Jeni Marinucci: Panic Button Years


Get Your Sh*t Together: Your House is a Mess; Invite Friends Anyway.

Stop waiting for everything to be perfect.

Your House it a mess - Have people over anyway

There will never be a time when the Queen of England, Beyonce, and The New York Times food critic converge on your doorstep for a formal dinner party, so stop the bullshit excuses about not having company over "until you've got your shit together."

By not allowing friends and family into your personal spaces you are diminishing your opportunities for intimacy and friendship and deep fried appetizers - you know, the important things in life. I'm all for well-organized common areas and tidy surroundings, but to put off enjoyment for sake of a cluttered set of bookshelves is just plain stupid. By waiting until the perfect conditions for company are met, you are punishing yourself. You are punishing your family. You are missing out on the joy that delivery pizza, beer, and friends can offer when gathered in a toy-filled family room.  

I've been an independent adult with the ability to entertain others for over 20 years. In that time, I have done so only a handful of times — up until the last five years. Before that, I issued invitations two weeks in advance, allowing myself that time to plan menus, steam clean carpets, paint baseboard trim, and purchase matching creamer and sugar sets. I was a new-bride, then a new-mom, then a newly-single woman and there was always something in my environment completely beyond my control, with me standing behind it, proverbial whip in hand, trying to organize chaos. 

It took me until my late 30s to see reality: This chaos? This uncontrollable environment? This is life. 

I've often thought about who I was cleaning for. I didn't clean so much for family; I mean, they love me no matter the mess. Rather I cleaned for those I wished to impress, or those with whom I felt a degree of (self-imposed) competition. Then this week, I read "Why Scruffy Hospitality Creates Space for Friendship" and wished I had read it a decade ago: 

"Don’t allow a to-do list disqualify you from an evening with people you’re called to love in friendship. Scheduling is hard enough in our world. If it’s eating with kind, welcoming people in a less than perfect house versus eating alone, what do you think someone would choose? We tell our guests ‘come as you are,’ perhaps we should tell ourselves ‘host as you are."

The universe has a funny way of imposing balance: When your house is clean a kid will wake up barfing, when the kids are all healthy the screen door will be ripped, when the windows are all clean the fridge will be empty. If you wait for the perfect circumstances to have friends and family over to share food and conversation, you will be waiting forever, and before you know it, 20 years will have passed and all your friends have made new friends who let them see the inside of their houses, stained carpets and all. 

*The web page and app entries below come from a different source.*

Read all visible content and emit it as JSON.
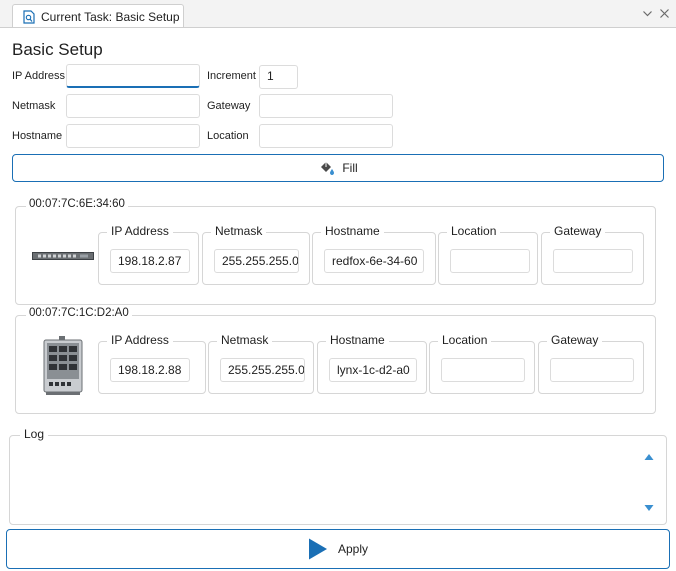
{
  "tab": {
    "title": "Current Task: Basic Setup"
  },
  "form": {
    "title": "Basic Setup",
    "ip_label": "IP Address",
    "ip_value": "",
    "increment_label": "Increment",
    "increment_value": "1",
    "netmask_label": "Netmask",
    "netmask_value": "",
    "gateway_label": "Gateway",
    "gateway_value": "",
    "hostname_label": "Hostname",
    "hostname_value": "",
    "location_label": "Location",
    "location_value": "",
    "fill_label": "Fill"
  },
  "devices": [
    {
      "mac": "00:07:7C:6E:34:60",
      "ip_label": "IP Address",
      "ip": "198.18.2.87",
      "netmask_label": "Netmask",
      "netmask": "255.255.255.0",
      "hostname_label": "Hostname",
      "hostname": "redfox-6e-34-60",
      "location_label": "Location",
      "location": "",
      "gateway_label": "Gateway",
      "gateway": ""
    },
    {
      "mac": "00:07:7C:1C:D2:A0",
      "ip_label": "IP Address",
      "ip": "198.18.2.88",
      "netmask_label": "Netmask",
      "netmask": "255.255.255.0",
      "hostname_label": "Hostname",
      "hostname": "lynx-1c-d2-a0",
      "location_label": "Location",
      "location": "",
      "gateway_label": "Gateway",
      "gateway": ""
    }
  ],
  "log": {
    "label": "Log",
    "content": ""
  },
  "apply": {
    "label": "Apply"
  },
  "colors": {
    "accent": "#1a6fb5",
    "border": "#d6d6d6",
    "scroll_arrow": "#3a8fd0"
  }
}
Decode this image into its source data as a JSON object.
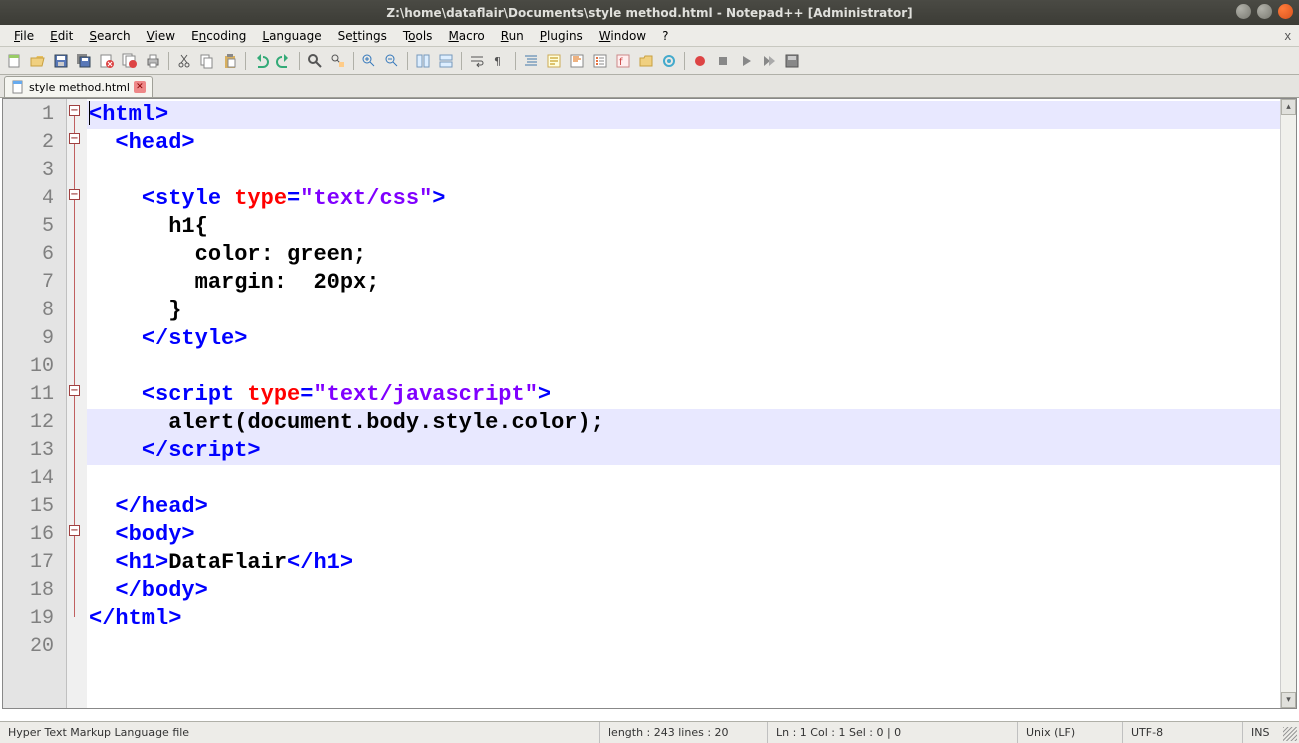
{
  "window": {
    "title": "Z:\\home\\dataflair\\Documents\\style method.html - Notepad++ [Administrator]"
  },
  "menu": {
    "file": "File",
    "edit": "Edit",
    "search": "Search",
    "view": "View",
    "encoding": "Encoding",
    "language": "Language",
    "settings": "Settings",
    "tools": "Tools",
    "macro": "Macro",
    "run": "Run",
    "plugins": "Plugins",
    "window": "Window",
    "help": "?"
  },
  "tab": {
    "filename": "style method.html"
  },
  "lines": [
    "1",
    "2",
    "3",
    "4",
    "5",
    "6",
    "7",
    "8",
    "9",
    "10",
    "11",
    "12",
    "13",
    "14",
    "15",
    "16",
    "17",
    "18",
    "19",
    "20"
  ],
  "code": {
    "l1": {
      "a": "<html>"
    },
    "l2": {
      "a": "<head>"
    },
    "l4": {
      "a": "<style",
      "b": " type",
      "c": "=",
      "d": "\"text/css\"",
      "e": ">"
    },
    "l5": {
      "a": "h1{"
    },
    "l6": {
      "a": "color: green;"
    },
    "l7": {
      "a": "margin:  20px;"
    },
    "l8": {
      "a": "}"
    },
    "l9": {
      "a": "</style>"
    },
    "l11": {
      "a": "<script",
      "b": " type",
      "c": "=",
      "d": "\"text/javascript\"",
      "e": ">"
    },
    "l12": {
      "a": "alert",
      "b": "(",
      "c": "document.body.style.color",
      "d": ");"
    },
    "l13": {
      "a": "</script>"
    },
    "l15": {
      "a": "</head>"
    },
    "l16": {
      "a": "<body>"
    },
    "l17": {
      "a": "<h1>",
      "b": "DataFlair",
      "c": "</h1>"
    },
    "l18": {
      "a": "</body>"
    },
    "l19": {
      "a": "</html>"
    }
  },
  "status": {
    "filetype": "Hyper Text Markup Language file",
    "length": "length : 243    lines : 20",
    "pos": "Ln : 1    Col : 1    Sel : 0 | 0",
    "eol": "Unix (LF)",
    "enc": "UTF-8",
    "mode": "INS"
  }
}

I can absolutely guarantee that no one will judge you by the amount of dust on your bathroom shelves, and should they choose to do so they are not worthy of your time or your hospitality. It is more likely that the presence of dust will reinforce their affection for you, because they too have dust in their homes and will feel a kinship.

There are a few things you should do before company comes, but the list is easy:  

  • Hide all your shit in the downstairs shower stall.
  • Make hand towels and/or toilet paper available. I don't judge.
  • Offer drinks and keep at least water available for self serve. 
  • Feed them something and it doesn't have to be fancy. Pool your loonies and get a bargain pizza. 

Your home need only be as clean as you and your family prefer — and this is different for every family but only your family gets a say so, stop worrying. 

Getting your shit together means having more good days than bad, and includes enjoyable social engagement with other human beings whose views you can tolerate/laugh at when they leave. Challenge yourself to issue an impromptu invite this week, because even super-introverts with less-than-showroom-perfect homes need human interaction more than once a decade, so have some friends over for a goddamn pizza. 




RELATED: Let's Get Started: How to Get Your Shit Together